Running through a series of slides showing graphs, charts and trends about the state’s COVID-19 cases, Oklahoma Gov. Kevin Stitt reiterated his belief this morning that data indicate certain state businesses should begin re-opening May 1. His team also outlined plans to implement saliva testing and administer tests to all long-term care home staff and residents.
“We still have coronavirus in the United States. It is still in the state of Oklahoma. We are still going to have people get this. We are still going to have positive cases, but our rate of positive cases continues to decline,” Stitt said. “Because Oklahomans did such a fantastic job of social distancing, working at home and making sacrifices (…) we have flattened the curve.”
Stitt quickly turned Tuesday’s press conference over to Deputy Secretary of Science and Innovation Elizabeth Pollard, who said today the state will surpass 60,000 processed tests for COVID-19 and made other announcements.
“The diagnostics laboratory at OSU will be submitting an E-Rate (application) for saliva-based [polymerase chain reaction] testing,” Pollard said. “As early as tomorrow, we will begin testing saliva-based samples. This is a huge benefit, especially for those long-term-care facility residents where getting nasal swabbed can be challenging and uncomfortable.”
Pollard said OU and OSU researchers have been 3D-printing nasal swabs to increase the state’s access to swabs. She also announced new testing efforts, which she said will eventually focus on ZIP codes with high rates of COVID-19 infection.
“We have also begun doing serological testing and started some surveillance testing randomly across the state two weeks ago,” Pollard said.
Nursing homes ‘really present unique challenges’
State health leaders are also devoting additional resources to assist nursing homes and other long-term care homes, which often house disabled and developmentally disabled people.
“The long-term care response team is driven by a single mission: that mission is to protect our most vulnerable citizens through mitigation and prevention,” said Deputy Secretary of Health Carter Kimball.
Kimball noted four primary areas of focus:
- ensure access to personal protective equipment
- achieve universal testing at long-term care homes
- refine admission and discharge protocols
- support facilities with staff and/or supplies
“Our goal is to test all 42,000 long-term care residents and staff across our state,” Kimball said.
Stitt said he met with leaders of a nursing home association Monday.
“Nursing homes and long-term care facilities really present unique challenges for a lot of states across the country,” Stitt said.
Indeed, The Frontier’s Kassie McClung tweeted Monday evening that 79 out of Oklahoma’s 197 coronavirus-related deaths (or 40.1 percent) can be linked to long-term care facilities.
Tuesday, the Oklahoma State Department of Health announced 10 additional deaths moments before Stitt began his press conference.
State will plan to maintain PPE climate control
Access to PPE such as gloves, masks, gowns and face shields has been of particular concern for long-term care facilities, and Kimball said deliveries from the state’s PPE stockpile started going to those facilities Monday.
“We were able to push allotments out to every facility in the state,” Kimball said. “That should supply them with five to seven days of PPE.”
The state’s stockpile is managed within a Oklahoma County warehouse to which media were granted access April 7 on the condition they would not reveal its location.

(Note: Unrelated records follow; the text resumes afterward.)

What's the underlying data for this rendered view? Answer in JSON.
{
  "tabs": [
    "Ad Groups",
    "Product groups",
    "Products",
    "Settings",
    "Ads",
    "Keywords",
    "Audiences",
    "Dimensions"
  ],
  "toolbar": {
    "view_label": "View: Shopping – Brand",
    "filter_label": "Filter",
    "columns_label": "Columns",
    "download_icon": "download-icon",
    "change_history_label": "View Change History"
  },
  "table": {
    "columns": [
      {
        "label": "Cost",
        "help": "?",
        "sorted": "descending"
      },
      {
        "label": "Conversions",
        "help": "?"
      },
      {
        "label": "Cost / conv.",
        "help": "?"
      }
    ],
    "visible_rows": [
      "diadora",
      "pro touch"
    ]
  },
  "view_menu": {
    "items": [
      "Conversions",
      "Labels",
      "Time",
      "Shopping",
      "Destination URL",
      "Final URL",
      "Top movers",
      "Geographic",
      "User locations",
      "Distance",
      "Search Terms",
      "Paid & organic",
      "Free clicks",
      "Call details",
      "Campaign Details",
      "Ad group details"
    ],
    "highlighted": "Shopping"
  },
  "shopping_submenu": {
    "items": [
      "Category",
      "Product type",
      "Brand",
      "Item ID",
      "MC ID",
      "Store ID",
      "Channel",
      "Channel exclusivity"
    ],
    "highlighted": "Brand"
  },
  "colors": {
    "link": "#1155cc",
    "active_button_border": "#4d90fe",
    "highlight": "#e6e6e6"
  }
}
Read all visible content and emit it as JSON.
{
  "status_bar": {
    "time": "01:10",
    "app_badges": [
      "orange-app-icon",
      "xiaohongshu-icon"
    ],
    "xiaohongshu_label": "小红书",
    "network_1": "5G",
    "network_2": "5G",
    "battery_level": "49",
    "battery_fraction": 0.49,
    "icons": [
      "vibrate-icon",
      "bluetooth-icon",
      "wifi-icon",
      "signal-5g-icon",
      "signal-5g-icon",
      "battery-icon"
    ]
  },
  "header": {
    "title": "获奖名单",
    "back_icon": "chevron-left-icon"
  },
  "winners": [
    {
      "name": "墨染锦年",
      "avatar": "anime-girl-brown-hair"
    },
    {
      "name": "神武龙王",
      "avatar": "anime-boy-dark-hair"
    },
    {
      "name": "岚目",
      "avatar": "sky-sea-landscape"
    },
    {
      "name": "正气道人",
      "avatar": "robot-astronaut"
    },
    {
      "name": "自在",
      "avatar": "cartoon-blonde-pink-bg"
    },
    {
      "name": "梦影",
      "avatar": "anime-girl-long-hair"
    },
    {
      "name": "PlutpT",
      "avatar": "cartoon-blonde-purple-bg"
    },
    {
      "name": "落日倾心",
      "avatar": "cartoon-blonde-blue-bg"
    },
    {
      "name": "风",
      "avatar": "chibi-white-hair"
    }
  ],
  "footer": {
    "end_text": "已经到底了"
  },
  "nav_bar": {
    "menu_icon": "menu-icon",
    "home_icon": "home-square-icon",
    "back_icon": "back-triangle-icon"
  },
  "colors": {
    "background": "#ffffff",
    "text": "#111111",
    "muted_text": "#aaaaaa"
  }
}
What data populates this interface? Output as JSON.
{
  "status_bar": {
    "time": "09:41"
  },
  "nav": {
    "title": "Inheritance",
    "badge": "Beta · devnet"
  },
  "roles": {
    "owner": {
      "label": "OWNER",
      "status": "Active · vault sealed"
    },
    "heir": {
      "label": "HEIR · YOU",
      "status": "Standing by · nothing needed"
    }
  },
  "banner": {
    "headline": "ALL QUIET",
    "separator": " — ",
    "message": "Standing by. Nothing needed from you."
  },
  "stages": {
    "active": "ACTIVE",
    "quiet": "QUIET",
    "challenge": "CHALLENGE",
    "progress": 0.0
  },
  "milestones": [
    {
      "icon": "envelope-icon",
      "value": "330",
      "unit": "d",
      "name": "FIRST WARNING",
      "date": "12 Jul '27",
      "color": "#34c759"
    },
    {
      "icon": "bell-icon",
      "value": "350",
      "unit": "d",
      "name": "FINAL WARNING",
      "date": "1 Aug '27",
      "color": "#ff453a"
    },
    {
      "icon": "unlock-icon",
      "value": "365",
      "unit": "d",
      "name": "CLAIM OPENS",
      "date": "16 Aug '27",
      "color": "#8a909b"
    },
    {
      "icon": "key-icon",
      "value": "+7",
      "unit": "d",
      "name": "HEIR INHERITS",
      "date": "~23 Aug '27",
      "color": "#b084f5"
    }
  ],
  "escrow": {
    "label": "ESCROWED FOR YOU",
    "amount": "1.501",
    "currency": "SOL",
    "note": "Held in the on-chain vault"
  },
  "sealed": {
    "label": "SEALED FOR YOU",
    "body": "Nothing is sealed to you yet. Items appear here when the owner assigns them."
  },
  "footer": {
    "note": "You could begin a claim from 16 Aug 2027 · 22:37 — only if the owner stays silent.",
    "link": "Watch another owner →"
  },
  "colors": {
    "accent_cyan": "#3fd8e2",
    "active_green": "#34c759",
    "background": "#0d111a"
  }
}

As temperatures rise across Oklahoma, Secretary of Health and Mental Health Jerome Loughridge said his team will be monitoring the warehouse’s climate to ensure PPE shipments are kept under appropriate conditions. Many types of PPE contain temperature guidance for storage, which can set parameters such as -4 degrees to 86 degrees Fahrenheit.
“To the extent that is an issue, we will certainly move those and intentionally receive those shipments in (safely),” Loughridge said. “We know those are moving in on a daily basis, but to the extent that jeopardizes them we have protocols in place to make sure that we stay within the boundaries.”
After the press conference, Loughridge confirmed the warehouse’s large storage area does not have central air conditioning but that other rooms of the facility are climate controlled.
“We’ve worked far too hard (to obtain PPE shipments) to jeopardize those,” Loughridge said.
Loughridge and Stitt also answered questions about a $2 million state purchase of hydroxychloroquine made in March when some medical organizations hypothesized it could be helpful in treating COVID-19. That appears not to be the case now.
“I was being proactive to try and protect Oklahomans,” Stitt said, adding that his team relied on medical experts when deciding whether to seek the drug, as the federal government and other states were doing.
Loughridge was asked what will happen to the drug shipment now.
“As you probably know, hydroxychloroquine is useful for any number of other diseases,” Loughridge said, referencing lupus specifically. “It was not a waste.”
At the beginning of the day’s press conference, Stitt discussed a series of slides (embedded below) and emphasized his administration’s focus on data-driven decisions regarding how business sectors will re-open in May.
“If we see anything moving in another direction, we can always extend those phases out,” Stitt said of his plan, which would progress in steps every 14 days if trends remain headed downward.